Given Vodafone has a larger full-fibre footprint than most, you would think it would score well in terms of speed. However, our survey (carried out with YouGov) placed it just below average, with three quarters of customers declaring themselves satisfied with speed, but also a significant dollop of those who weren’t pleased (14%).
Reliability scores are very similar. A healthy 76% of customers were happy with the service’s reliability, but there’s a stubborn 15% who aren’t – only Sky and Virgin Media have a greater proportion of customers who are dissatisfied with their reliability.
Vodafone’s customer service is equally middling. A modest 55% of customers said they were satisfied with overall customer service – almost 30 percentage points behind category winner Zen Internet – and 12% declared themselves unimpressed. In a category that reflects pretty poorly on the entire industry, that’s an above average score, but hardly one that Vodafone will be plastering all over billboards.
Vodafone customers are slightly happier with the performance of the Contact Centre when things go wrong. Here, two thirds of Vodafone customers declared themselves satisfied with the outcome.
The average performance and customer service levels might be looked upon more kindly if Vodafone were significantly cheaper than its rivals, but its average tariff prices are reflected in average value for money scores. A respectable 73% of customers were happy with the value on offer, which is higher than most of the industry’s big names, including BT, Sky and Virgin Media. Still, it’s some way behind category winners Three and Zen Internet.
Vodafone Broadband review: Verdict
Vodafone struggles to stand out from the pack. Yes, its full-fibre network is larger than that of some rivals, but no larger than award-winning Zen Internet. 4G backup is a nice optional extra, but it isn’t unique to Vodafone either. Unless you’re offered a very strong deal (perhaps because you’re already a mobile phone customer) it’s hard to outright recommend Vodafone’s broadband.
Unless otherwise stated, all of the figures are drawn from a survey commissioned by Expert Reviews, with respondents and data supplied by YouGov PLC. The total sample size was 6,316 adults and the survey was carried out online. The figures have been weighted and are representative of all Great British adults (aged over 18).
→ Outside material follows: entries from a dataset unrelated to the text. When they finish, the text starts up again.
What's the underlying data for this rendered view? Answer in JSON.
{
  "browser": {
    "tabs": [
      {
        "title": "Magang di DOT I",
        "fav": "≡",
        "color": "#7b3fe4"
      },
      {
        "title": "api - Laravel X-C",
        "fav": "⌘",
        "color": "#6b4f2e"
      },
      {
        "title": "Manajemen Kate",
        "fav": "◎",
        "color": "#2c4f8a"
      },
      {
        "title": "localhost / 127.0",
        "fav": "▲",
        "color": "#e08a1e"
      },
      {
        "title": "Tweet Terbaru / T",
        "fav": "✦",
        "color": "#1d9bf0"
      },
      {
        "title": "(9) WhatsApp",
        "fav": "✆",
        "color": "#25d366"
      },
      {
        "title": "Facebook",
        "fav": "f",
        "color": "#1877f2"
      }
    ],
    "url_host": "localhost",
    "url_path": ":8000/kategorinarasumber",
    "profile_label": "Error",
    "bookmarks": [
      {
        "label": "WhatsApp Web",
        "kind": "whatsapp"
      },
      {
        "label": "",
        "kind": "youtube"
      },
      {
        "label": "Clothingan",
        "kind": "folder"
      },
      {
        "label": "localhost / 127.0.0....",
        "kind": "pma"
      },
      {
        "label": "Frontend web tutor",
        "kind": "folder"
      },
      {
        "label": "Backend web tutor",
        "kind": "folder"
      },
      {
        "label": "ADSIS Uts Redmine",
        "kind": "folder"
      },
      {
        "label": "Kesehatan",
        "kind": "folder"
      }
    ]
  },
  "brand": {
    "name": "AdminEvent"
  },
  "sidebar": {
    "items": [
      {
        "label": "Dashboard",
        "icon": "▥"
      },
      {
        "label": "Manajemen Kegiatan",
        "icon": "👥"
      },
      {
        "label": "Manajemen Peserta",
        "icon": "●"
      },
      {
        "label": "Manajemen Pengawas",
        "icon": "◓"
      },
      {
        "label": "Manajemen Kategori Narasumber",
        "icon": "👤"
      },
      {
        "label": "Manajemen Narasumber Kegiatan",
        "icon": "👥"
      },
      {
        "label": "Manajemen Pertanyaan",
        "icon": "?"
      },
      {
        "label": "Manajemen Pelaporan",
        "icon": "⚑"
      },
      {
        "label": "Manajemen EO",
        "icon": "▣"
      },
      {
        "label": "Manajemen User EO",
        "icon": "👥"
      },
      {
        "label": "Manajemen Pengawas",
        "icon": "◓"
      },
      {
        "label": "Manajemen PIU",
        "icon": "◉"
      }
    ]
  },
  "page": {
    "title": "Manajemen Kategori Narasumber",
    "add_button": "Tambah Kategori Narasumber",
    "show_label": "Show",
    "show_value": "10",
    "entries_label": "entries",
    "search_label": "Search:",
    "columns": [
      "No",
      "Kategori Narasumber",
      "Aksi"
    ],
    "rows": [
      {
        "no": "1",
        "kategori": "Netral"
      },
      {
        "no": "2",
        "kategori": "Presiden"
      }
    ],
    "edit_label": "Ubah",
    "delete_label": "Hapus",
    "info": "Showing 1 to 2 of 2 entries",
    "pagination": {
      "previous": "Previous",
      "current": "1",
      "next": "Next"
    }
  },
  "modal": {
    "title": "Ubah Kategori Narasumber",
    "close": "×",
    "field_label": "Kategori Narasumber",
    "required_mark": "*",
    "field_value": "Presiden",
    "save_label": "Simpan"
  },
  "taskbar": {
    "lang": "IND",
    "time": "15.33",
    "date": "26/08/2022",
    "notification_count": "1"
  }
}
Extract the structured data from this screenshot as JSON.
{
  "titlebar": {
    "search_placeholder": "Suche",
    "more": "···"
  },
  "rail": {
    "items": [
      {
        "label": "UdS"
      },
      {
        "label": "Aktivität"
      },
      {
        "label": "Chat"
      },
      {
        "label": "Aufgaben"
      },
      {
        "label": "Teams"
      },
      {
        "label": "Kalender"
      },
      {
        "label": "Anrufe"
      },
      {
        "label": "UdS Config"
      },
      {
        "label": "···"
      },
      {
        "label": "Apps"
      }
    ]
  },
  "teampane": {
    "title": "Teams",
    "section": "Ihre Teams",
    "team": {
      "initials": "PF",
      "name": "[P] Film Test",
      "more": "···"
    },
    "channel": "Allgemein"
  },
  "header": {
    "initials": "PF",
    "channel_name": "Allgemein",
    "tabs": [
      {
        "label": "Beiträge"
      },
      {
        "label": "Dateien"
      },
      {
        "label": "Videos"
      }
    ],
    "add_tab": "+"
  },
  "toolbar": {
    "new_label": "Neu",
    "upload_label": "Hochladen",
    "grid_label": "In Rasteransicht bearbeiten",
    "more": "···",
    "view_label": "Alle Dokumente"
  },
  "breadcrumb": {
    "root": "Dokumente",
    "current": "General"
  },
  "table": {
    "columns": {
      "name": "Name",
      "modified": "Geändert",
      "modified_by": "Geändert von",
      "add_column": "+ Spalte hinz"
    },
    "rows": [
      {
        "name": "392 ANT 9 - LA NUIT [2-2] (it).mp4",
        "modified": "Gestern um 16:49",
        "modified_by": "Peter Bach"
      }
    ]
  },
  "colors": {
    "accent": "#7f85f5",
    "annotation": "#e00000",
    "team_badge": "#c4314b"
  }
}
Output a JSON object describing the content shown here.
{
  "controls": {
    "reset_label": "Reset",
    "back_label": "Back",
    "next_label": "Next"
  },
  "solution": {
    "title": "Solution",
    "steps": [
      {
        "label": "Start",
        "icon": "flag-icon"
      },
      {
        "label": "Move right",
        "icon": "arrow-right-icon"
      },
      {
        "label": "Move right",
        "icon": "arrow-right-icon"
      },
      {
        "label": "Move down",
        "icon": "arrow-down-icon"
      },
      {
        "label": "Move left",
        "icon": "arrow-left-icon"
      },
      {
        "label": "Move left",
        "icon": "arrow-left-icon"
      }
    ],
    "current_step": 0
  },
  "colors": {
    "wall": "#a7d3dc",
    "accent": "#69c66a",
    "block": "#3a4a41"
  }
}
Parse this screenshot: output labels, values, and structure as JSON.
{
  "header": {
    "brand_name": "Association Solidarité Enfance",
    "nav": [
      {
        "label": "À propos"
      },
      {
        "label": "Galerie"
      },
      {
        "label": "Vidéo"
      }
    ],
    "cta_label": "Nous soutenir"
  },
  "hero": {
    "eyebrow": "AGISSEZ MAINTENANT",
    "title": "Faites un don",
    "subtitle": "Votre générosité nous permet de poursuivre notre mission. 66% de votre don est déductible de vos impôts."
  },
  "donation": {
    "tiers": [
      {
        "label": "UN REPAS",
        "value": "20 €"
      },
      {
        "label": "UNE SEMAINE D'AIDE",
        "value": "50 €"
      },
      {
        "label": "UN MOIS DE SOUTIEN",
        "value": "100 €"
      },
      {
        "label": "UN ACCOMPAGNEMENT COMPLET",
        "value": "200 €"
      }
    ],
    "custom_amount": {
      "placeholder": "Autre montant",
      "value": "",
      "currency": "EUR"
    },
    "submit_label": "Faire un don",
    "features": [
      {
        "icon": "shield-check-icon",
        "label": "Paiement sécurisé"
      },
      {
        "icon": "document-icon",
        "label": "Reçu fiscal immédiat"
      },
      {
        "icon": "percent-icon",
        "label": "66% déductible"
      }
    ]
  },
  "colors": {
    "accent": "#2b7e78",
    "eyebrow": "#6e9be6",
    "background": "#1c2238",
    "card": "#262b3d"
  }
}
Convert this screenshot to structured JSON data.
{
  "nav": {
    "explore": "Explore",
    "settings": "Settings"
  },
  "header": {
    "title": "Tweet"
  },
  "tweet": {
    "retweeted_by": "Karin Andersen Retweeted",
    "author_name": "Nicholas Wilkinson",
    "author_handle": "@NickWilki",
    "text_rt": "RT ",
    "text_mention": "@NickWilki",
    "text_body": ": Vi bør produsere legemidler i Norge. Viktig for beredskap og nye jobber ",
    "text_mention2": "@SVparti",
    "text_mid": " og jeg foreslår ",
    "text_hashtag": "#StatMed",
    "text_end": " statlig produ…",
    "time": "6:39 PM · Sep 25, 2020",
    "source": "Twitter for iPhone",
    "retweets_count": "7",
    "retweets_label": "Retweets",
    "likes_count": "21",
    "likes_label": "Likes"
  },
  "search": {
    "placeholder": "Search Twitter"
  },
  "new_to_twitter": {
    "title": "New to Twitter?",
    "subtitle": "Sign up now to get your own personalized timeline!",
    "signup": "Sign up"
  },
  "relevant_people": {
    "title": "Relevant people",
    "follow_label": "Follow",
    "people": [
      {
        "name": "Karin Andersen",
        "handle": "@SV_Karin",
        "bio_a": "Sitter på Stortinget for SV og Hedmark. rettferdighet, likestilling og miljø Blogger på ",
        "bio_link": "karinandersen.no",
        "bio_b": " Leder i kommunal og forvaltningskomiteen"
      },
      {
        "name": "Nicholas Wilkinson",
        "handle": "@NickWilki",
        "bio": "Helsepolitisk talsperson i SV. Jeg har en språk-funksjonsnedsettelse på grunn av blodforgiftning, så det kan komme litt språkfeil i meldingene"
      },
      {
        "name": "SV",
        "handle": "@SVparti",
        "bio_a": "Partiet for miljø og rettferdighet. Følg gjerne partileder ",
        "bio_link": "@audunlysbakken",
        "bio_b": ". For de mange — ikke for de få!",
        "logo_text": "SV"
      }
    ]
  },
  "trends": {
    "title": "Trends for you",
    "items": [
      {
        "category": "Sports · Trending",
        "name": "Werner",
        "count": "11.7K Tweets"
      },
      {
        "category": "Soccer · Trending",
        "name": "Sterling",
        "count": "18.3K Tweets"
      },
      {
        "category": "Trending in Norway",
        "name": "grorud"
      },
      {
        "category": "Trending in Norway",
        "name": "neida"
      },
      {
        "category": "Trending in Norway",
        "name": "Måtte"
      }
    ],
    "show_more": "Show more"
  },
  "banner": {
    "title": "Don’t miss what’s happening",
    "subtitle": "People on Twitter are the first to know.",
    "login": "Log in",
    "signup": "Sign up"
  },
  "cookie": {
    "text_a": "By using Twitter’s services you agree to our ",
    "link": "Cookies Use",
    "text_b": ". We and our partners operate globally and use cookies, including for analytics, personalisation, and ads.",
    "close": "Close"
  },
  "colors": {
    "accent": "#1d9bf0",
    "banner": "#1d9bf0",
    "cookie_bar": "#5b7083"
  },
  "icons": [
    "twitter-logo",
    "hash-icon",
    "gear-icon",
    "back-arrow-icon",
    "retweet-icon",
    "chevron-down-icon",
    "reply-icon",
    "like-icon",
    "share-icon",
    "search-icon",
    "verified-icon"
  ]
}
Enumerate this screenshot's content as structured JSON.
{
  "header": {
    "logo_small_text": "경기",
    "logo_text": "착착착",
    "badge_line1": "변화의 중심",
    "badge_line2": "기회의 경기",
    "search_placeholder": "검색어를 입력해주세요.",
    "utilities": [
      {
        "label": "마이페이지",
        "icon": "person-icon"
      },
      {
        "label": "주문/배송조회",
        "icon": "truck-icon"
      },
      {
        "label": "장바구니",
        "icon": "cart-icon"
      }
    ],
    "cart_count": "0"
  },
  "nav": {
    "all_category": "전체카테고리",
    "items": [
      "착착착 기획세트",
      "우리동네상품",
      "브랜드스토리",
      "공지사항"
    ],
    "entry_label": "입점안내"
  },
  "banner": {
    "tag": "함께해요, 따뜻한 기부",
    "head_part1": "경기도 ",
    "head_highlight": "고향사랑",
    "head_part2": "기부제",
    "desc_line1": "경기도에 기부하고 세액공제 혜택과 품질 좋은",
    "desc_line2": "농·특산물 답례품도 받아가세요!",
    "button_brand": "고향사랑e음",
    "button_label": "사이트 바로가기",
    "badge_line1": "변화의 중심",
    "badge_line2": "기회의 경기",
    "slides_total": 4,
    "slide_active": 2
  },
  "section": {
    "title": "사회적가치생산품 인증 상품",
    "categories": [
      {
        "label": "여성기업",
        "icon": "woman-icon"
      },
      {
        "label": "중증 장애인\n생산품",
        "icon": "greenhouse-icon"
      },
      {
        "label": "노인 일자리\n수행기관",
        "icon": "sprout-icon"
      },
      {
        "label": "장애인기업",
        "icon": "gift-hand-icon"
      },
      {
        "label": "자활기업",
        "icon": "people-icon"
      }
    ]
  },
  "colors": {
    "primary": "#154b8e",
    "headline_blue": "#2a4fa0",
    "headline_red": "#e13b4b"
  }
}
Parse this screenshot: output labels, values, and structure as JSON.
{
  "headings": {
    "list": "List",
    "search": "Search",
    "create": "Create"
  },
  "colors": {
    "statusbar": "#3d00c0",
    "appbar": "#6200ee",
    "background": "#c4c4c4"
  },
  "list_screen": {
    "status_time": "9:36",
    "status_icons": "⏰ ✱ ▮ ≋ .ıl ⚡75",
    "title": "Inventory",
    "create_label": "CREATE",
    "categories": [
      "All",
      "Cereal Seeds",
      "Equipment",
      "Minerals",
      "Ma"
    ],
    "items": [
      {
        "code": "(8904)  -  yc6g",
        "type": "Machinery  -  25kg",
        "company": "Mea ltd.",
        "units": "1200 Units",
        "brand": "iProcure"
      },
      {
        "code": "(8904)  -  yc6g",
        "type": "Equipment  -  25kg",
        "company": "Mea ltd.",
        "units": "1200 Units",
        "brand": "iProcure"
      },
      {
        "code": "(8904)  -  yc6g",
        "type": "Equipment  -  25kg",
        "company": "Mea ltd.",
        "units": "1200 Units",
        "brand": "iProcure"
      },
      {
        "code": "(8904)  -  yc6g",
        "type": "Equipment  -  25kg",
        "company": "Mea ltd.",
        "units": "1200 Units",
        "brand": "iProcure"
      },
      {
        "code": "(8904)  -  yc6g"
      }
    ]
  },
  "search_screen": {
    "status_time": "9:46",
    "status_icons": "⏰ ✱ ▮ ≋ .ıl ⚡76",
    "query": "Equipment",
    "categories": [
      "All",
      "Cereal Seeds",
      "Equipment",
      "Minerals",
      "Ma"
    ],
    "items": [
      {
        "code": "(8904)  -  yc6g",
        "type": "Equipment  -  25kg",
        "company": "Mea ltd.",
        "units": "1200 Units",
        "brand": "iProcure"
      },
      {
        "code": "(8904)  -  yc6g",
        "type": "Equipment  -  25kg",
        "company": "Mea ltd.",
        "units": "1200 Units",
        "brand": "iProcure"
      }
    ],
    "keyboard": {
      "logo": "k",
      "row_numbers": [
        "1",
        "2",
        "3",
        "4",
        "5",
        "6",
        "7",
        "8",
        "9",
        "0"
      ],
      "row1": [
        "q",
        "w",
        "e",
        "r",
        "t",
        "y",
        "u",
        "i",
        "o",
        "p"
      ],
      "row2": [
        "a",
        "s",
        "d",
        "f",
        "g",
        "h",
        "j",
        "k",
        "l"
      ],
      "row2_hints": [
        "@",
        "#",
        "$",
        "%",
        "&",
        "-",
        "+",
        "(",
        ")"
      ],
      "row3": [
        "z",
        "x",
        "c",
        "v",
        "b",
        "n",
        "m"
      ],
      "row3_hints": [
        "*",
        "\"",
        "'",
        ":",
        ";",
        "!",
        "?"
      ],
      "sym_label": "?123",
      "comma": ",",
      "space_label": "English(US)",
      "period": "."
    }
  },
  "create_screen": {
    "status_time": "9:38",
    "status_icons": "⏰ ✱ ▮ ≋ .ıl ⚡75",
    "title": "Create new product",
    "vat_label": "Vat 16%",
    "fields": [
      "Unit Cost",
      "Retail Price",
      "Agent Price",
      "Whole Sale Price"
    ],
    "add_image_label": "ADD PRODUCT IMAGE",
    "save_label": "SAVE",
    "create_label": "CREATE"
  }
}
We asked people how likely they would be to recommend their broadband provider to others and to rate its customer service, reliability, value, and speed. Only the 11 ISPs with over 50 respondents are included in our results above.